## A question from the ballgame…

Can someone (preferably somebody whose very keen on baseball, especially sabermetrics) answer me a question?

Tonight I was at the game between the Athletics and Twins in Oakland. After trailing 1-3, the A’s score twice in the bottom of the eighth inning to tie the game up going into the ninth. Danny Valencia strikes out. With nobody out, Justin Morneau replaces Brendan Harris.

Okay, here’s the question: you are in a tie game, with nobody on base. Justin Morneau is batting .376, to be followed by Nick Punto, who is batting around .200. What do you do?

The Athletics chose to intentionally walk Morneau. Sadly, they also ended up walking Punto, after they pulled Morneau for a pinch runner. Span then hits a grounder and Punto is out at second, but Span beats the throw, and we have runners at the corners with two out. Tolbert (batting about .167) pokes a shot out to center field, and the Twins score.

I can’t understand the utility of walking Morneau. Yes, he’s batting .375 or whatever, which means that over 60% of the time, he doesn’t reach base, and you then have two outs, facing Punto, Span, and Tolbert. If he singles, you are in exactly the same place you were if you intentionally walked him. So you are betting that 63% of the time making an out is less desirable than 34/191 (34 extra base hits in 191 at-bats) chance of getting an extra base hit. Sure, I haven’t quite factored in chance that you accidently walk Morneau, but I can’t help but think that the intentional walk is the wrong play.

What do others think?

## Amateur Astronomers Detect Jupiter Impact

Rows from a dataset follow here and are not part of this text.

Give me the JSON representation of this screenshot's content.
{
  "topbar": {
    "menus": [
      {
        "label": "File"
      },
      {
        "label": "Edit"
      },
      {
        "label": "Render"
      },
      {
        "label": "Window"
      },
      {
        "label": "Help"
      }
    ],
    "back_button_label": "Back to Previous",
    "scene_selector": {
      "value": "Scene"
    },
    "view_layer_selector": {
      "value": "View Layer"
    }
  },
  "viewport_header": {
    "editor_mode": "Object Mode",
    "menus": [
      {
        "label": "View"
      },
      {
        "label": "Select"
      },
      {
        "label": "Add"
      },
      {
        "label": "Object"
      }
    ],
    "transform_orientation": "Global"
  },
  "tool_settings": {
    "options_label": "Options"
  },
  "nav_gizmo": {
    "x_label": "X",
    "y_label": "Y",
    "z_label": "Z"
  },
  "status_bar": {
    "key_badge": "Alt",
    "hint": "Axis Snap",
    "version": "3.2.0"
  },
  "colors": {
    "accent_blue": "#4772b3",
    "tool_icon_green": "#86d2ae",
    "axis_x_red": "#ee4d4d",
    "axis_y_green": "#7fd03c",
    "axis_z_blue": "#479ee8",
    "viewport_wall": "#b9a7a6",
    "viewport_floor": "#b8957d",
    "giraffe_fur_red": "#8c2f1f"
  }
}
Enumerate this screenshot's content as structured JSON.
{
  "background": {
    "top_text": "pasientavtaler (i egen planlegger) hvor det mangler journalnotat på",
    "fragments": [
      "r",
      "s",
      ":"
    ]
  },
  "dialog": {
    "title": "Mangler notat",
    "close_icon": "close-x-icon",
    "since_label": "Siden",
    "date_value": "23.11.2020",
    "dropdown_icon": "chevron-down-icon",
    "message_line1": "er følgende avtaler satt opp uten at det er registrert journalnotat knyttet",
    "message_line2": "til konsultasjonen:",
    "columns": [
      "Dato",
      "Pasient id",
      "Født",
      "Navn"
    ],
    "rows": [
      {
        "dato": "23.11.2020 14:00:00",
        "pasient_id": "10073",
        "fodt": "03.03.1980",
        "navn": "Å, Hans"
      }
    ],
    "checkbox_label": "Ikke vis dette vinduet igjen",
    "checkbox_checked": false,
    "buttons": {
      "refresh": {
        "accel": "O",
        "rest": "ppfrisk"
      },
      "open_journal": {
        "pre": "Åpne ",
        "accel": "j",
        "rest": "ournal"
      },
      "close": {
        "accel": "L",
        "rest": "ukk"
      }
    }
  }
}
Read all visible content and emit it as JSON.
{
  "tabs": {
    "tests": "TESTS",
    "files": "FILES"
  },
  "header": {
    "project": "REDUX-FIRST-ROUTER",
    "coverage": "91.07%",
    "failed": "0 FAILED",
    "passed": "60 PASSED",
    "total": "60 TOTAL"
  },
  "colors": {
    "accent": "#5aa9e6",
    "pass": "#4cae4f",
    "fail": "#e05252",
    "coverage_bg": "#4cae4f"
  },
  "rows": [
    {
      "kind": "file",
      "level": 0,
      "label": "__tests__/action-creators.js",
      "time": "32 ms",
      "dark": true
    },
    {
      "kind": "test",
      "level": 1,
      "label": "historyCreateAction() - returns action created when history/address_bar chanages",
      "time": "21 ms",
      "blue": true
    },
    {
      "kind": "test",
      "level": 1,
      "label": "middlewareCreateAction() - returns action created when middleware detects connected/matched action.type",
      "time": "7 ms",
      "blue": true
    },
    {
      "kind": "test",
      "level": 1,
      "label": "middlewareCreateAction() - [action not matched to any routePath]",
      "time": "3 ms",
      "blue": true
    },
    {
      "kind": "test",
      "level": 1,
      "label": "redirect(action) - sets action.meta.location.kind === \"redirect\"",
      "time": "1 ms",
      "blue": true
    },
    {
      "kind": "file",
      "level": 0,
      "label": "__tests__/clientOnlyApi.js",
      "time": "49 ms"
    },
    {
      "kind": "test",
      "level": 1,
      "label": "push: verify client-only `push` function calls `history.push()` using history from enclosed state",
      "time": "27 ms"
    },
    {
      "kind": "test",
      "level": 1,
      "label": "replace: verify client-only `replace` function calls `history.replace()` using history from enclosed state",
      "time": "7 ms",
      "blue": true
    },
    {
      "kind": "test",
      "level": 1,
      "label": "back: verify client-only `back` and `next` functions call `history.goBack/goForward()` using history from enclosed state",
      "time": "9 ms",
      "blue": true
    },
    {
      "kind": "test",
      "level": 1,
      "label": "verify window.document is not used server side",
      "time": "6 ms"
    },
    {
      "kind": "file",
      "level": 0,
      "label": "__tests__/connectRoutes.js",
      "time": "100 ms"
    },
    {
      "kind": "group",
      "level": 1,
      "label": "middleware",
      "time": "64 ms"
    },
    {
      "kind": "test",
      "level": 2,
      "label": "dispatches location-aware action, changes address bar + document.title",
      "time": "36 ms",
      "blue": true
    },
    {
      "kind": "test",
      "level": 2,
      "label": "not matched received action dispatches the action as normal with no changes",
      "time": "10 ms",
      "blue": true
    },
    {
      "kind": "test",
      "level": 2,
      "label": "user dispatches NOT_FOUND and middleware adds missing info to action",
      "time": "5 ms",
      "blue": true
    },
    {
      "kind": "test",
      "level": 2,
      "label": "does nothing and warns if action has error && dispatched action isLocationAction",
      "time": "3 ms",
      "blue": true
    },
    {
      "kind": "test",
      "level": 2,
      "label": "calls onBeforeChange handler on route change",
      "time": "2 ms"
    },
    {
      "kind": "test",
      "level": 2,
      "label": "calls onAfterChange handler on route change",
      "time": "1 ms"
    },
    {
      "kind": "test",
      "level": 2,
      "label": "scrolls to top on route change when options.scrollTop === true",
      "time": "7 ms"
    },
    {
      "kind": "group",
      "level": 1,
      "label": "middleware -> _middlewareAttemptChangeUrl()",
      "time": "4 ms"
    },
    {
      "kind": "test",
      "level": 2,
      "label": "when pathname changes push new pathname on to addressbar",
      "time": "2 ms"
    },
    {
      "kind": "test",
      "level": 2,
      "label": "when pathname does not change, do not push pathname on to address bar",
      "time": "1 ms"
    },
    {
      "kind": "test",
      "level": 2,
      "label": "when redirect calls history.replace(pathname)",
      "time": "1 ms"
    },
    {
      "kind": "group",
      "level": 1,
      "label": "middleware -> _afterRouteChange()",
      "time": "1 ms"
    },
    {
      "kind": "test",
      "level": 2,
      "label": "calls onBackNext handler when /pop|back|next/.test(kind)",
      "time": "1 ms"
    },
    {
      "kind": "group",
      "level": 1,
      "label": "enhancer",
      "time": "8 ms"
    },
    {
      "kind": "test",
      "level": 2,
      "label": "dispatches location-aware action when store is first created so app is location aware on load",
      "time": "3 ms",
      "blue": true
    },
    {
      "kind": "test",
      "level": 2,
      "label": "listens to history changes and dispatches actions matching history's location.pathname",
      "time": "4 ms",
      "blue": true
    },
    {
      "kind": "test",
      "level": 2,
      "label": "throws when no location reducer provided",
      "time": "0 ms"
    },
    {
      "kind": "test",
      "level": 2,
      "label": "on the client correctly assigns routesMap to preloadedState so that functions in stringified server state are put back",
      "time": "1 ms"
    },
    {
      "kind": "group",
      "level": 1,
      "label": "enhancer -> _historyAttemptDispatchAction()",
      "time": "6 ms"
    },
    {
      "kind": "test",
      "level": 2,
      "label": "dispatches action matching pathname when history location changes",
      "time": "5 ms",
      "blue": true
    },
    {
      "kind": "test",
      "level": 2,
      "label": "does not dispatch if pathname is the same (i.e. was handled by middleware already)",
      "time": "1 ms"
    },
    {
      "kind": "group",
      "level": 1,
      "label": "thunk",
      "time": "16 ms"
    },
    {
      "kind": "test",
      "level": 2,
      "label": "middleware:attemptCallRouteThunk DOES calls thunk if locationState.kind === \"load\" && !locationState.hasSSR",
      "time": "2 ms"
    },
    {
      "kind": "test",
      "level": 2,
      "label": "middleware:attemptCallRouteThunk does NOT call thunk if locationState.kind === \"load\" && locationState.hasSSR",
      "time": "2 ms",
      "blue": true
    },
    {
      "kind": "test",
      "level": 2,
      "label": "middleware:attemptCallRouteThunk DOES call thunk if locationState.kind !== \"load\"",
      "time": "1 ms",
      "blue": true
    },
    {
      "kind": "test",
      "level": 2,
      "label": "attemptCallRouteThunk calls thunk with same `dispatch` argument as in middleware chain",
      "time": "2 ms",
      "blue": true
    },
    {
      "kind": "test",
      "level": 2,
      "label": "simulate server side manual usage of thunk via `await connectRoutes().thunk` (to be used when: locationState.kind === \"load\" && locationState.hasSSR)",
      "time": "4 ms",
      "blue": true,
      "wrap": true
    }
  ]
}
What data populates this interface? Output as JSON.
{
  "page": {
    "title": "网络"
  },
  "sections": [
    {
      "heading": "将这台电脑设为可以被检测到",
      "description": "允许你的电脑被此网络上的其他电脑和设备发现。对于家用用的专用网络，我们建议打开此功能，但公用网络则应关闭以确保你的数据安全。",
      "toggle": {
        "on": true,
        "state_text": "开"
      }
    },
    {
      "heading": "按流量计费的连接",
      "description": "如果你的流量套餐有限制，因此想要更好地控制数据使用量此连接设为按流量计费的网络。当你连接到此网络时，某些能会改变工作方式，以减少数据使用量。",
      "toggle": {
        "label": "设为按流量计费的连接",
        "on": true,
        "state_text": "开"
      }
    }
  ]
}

Two different amateur astronomers detected an object impacting Jupiter on June 3.   Catch the video: it’s pretty impressive, and shows that amateurs can make interesting observations of our universe.    If you haven’t looked through a telescope lately (or a good one) this video shows the role that atmospheric conditions play.   As you watch carefully, fine details come and go in the span of just a few frames.    One of the more interesting “revolutions” in amateur astronomy is to use video cameras to capture these moments of good seeing, and “stack” the resulting images into high quality composites.    Anywho…. thought it was brilliant. Congratulations to Anthony Wesley and Christopher Go for these truly rare images.